With experience came an even more accurate jump shot, and by 1984-85 David Wingate had topped 50 percent shooting in Big East play. He passed the 1,000 point mark midway through his junior season, finishing second in scoring for a third consecutive season. Wingate was often paired defensively against the league's best, none more so than in the 1985 NCAA semifinal versus St. John's.
St. John's and Georgetown were meeting for the fourth time that season, each having been #1 or #2 most of the season. The Redmen were carried by Chris Mullin, who had averaged 25.8 points in his last eight games against the Hoyas, none for less than for 20 points. The Redmen were 4-4 in games over the last three years with Georgetown, a number no other school could match.

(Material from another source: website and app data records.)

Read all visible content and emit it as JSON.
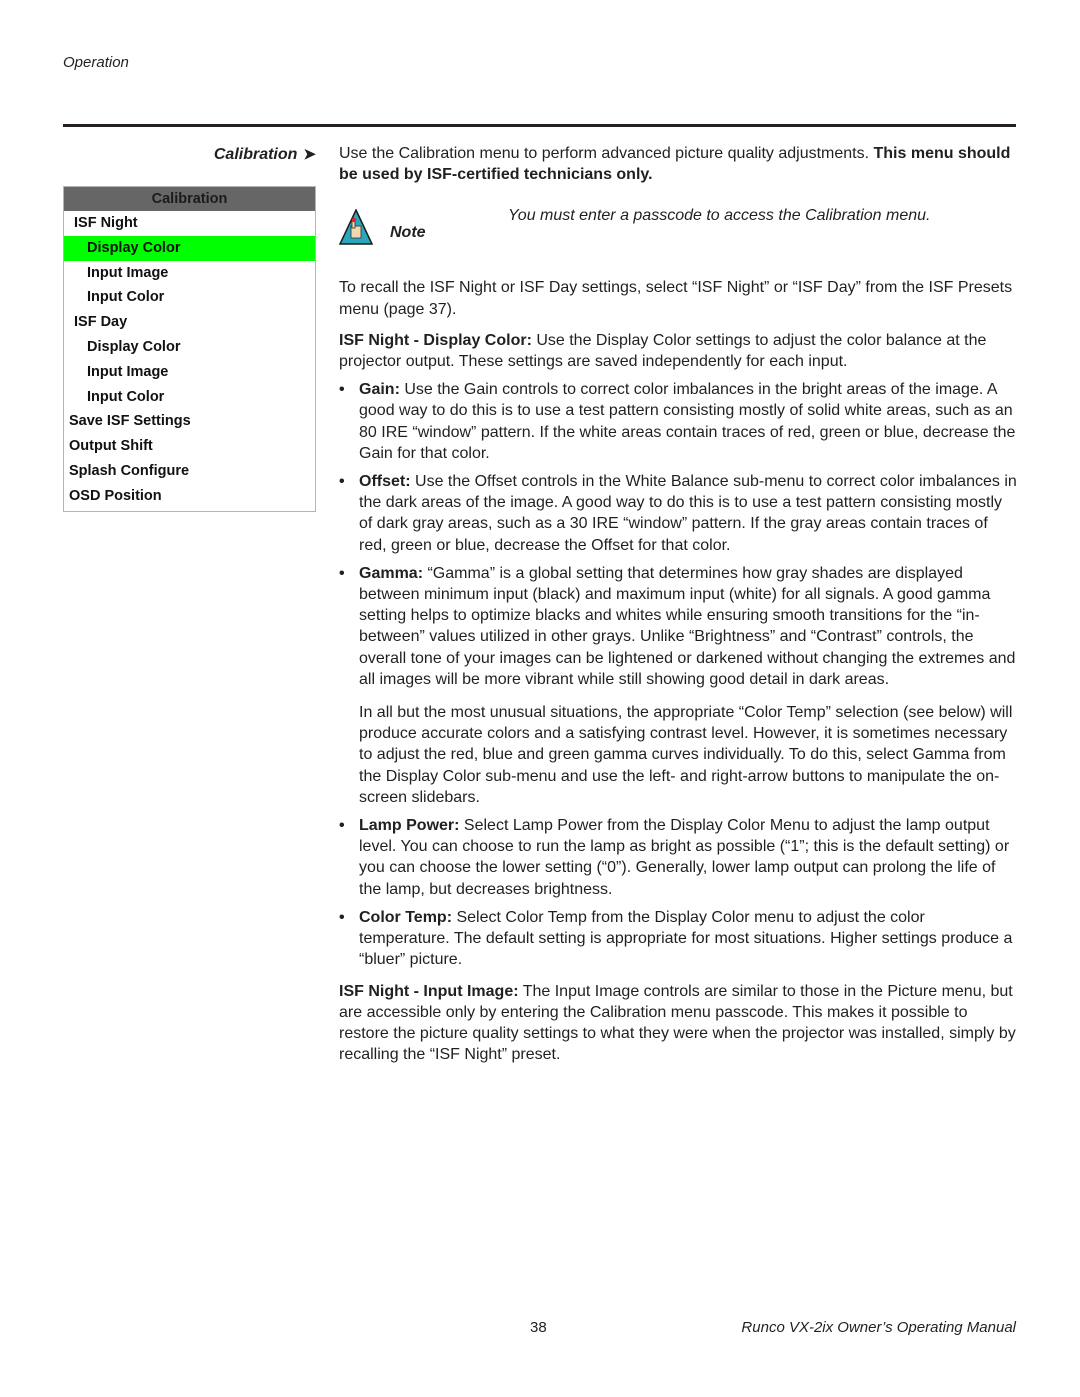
{
  "header": {
    "section": "Operation"
  },
  "side_heading": {
    "label": "Calibration",
    "arrow_icon": "arrow-right-icon"
  },
  "menu": {
    "title": "Calibration",
    "items": [
      {
        "label": "ISF Night",
        "level": 0,
        "active": false
      },
      {
        "label": "Display Color",
        "level": 1,
        "active": true
      },
      {
        "label": "Input Image",
        "level": 1,
        "active": false
      },
      {
        "label": "Input Color",
        "level": 1,
        "active": false
      },
      {
        "label": "ISF Day",
        "level": 0,
        "active": false
      },
      {
        "label": "Display Color",
        "level": 1,
        "active": false
      },
      {
        "label": "Input Image",
        "level": 1,
        "active": false
      },
      {
        "label": "Input Color",
        "level": 1,
        "active": false
      },
      {
        "label": "Save ISF Settings",
        "level": -1,
        "active": false
      },
      {
        "label": "Output Shift",
        "level": -1,
        "active": false
      },
      {
        "label": "Splash Configure",
        "level": -1,
        "active": false
      },
      {
        "label": "OSD Position",
        "level": -1,
        "active": false
      }
    ],
    "active_color": "#00ff00",
    "title_bg": "#666666"
  },
  "intro": {
    "text": "Use the Calibration menu to perform advanced picture quality adjustments. ",
    "bold": "This menu should be used by ISF-certified technicians only."
  },
  "note": {
    "label": "Note",
    "text": "You must enter a passcode to access the Calibration menu."
  },
  "recall": "To recall the ISF Night or ISF Day settings, select “ISF Night” or “ISF Day” from the ISF Presets menu (page 37).",
  "display_color": {
    "heading": "ISF Night - Display Color:",
    "text": " Use the Display Color settings to adjust the color balance at the projector output. These settings are saved independently for each input."
  },
  "bullets": [
    {
      "term": "Gain:",
      "text": " Use the Gain controls to correct color imbalances in the bright areas of the image. A good way to do this is to use a test pattern consisting mostly of solid white areas, such as an 80 IRE “window” pattern. If the white areas contain traces of red, green or blue, decrease the Gain for that color."
    },
    {
      "term": "Offset:",
      "text": " Use the Offset controls in the White Balance sub-menu to correct color imbalances in the dark areas of the image. A good way to do this is to use a test pattern consisting mostly of dark gray areas, such as a 30 IRE “window” pattern. If the gray areas contain traces of red, green or blue, decrease the Offset for that color."
    },
    {
      "term": "Gamma:",
      "text": " “Gamma” is a global setting that determines how gray shades are displayed between minimum input (black) and maximum input (white) for all signals. A good gamma setting helps to optimize blacks and whites while ensuring smooth transitions for the “in-between” values utilized in other grays. Unlike “Brightness” and “Contrast” controls, the overall tone of your images can be lightened or darkened without changing the extremes and all images will be more vibrant while still showing good detail in dark areas."
    }
  ],
  "gamma_followup": "In all but the most unusual situations, the appropriate “Color Temp” selection (see below) will produce accurate colors and a satisfying contrast level. However, it is sometimes necessary to adjust the red, blue and green gamma curves individually. To do this, select Gamma from the Display Color sub-menu and use the left- and right-arrow buttons to manipulate the on-screen slidebars.",
  "bullets2": [
    {
      "term": "Lamp Power:",
      "text": " Select Lamp Power from the Display Color Menu to adjust the lamp output level. You can choose to run the lamp as bright as possible (“1”; this is the default setting) or you can choose the lower setting (“0”). Generally, lower lamp output can prolong the life of the lamp, but decreases brightness."
    },
    {
      "term": "Color Temp:",
      "text": " Select Color Temp from the Display Color menu to adjust the color temperature. The default setting is appropriate for most situations. Higher settings produce a “bluer” picture."
    }
  ],
  "input_image": {
    "heading": "ISF Night - Input Image:",
    "text": " The Input Image controls are similar to those in the Picture menu, but are accessible only by entering the Calibration menu passcode. This makes it possible to restore the picture quality settings to what they were when the projector was installed, simply by recalling the “ISF Night” preset."
  },
  "footer": {
    "page_number": "38",
    "manual_title": "Runco VX-2ix Owner’s Operating Manual"
  }
}
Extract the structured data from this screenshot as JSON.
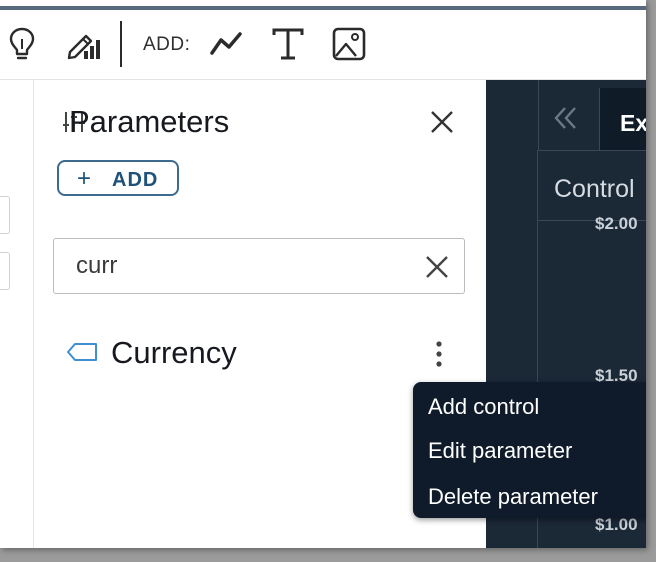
{
  "toolbar": {
    "add_label": "ADD:",
    "icons": [
      "lightbulb-icon",
      "edit-visual-icon",
      "line-chart-icon",
      "text-icon",
      "image-icon"
    ]
  },
  "parameters_panel": {
    "title": "Parameters",
    "add_button_label": "ADD",
    "search": {
      "value": "curr"
    },
    "results": [
      {
        "name": "Currency"
      }
    ]
  },
  "right_panel": {
    "tab_label": "Ex",
    "controls_label": "Control",
    "y_ticks": [
      "$2.00",
      "$1.50",
      "$1.00"
    ]
  },
  "context_menu": {
    "items": [
      "Add control",
      "Edit parameter",
      "Delete parameter"
    ]
  },
  "colors": {
    "accent": "#1f5279",
    "dark_bg": "#1b2836",
    "menu_bg": "#0f1b2a",
    "param_icon": "#3f8fd0"
  }
}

For the semifinal, St. John's needed a big game from Mullin to advance to the final. Instead, Wingate was on Mullin like a blanket, holding the All-American to just 4-8 shooting and eight points overall, the fewest points Mullin had posted on a Georgetown team since his freshman year. Wingate's defensive stops on Mullin ended St. John's title hopes in a 77-59 rout. Two nights later, Wingate led the Hoyas with 16 points in the season finale versus Villanova, but even he couldn't put a halt to Villanova's 90% second half shooting run.
For his senior season, Wingate and former Dunbar teammate Reggie Williams simply owned the Hoya scoring charts. Either or both men led the team in scoring for all but three games, with Wingate averaging 15.9 points, second to Williams and a runner up for his fourth straight year, A workhorse for that season, Wingate played nearly 1,000 minutes on the court without a foul-out, and proved to be a reliable scoring option on days whether Reggie was hot or cold. Wingate matched his career high 26 on his final home game of the season, a 93-62 win over Pittsburgh, while his defense bailed out the Hoyas five days later in a narrow one point win over the Panthers in the first round of the Big East tournament. Despite having never led his team in scoring, Wingate graduated in 1986 as the school's third all-time scorer, trailing only Eric Floyd and Patrick Ewing.
It is understandable, though, that Wingate never quite got the attention that befell Ewing or Williams. He was a second team all-conference selection twice, but never a first team pick, and was not selected to an All-America team once during his four years. He fell to a second round pick in the 1986 draft, picked behind such names as Dwayne Washington, Walter Berry, Harold Pressley, Rafael Addison, and even ex-Georgetown transfer Anthony Jones. Wingate stayed in the league longer than any of them.
Chosen by the Philadelphia 76ers with the 44th selection, the versatile Wingate managed a 15 year NBA career among seven teams, including leading the Charlotte Hornets in shooting percentage in 1992-93 with a 53 percent mark. For his career, Wingate averaged 5.6 per game but 12.6 points per 40 minute interval, a recognition that he was a valuable player in short spurts.
Throughout his NBA career, knee problems literally wore away at Wingate's quickness to the basket and his ability to connect on medium range jump shots. Still, he remained a valuable defender to the end. As noted by Chris Sortwell in his recap of the Thompson era's finest, "his lack of range on his jump shot [kept] him from starting and his defense [kept] him from leaving."
Among Georgetown players of his era, David Wingate ranks among the very best. He started more games (137) than all but one player in school history, and still ranks among the top ten in field goals, free throws, assists and steals. Over his four years, Georgetown's teams were a combined 115-24 (.827), losing only four games at home over a three year span.
David Wingate's ability to combine hard-nosed defense with offensive versatility provided Georgetown an edge that drove it to unprecedented heights in the 1980's. For those who migth have forgotten his contributions to the Georgetown legacy, rest assured that players like Jim Master and Chris Mullin haven't.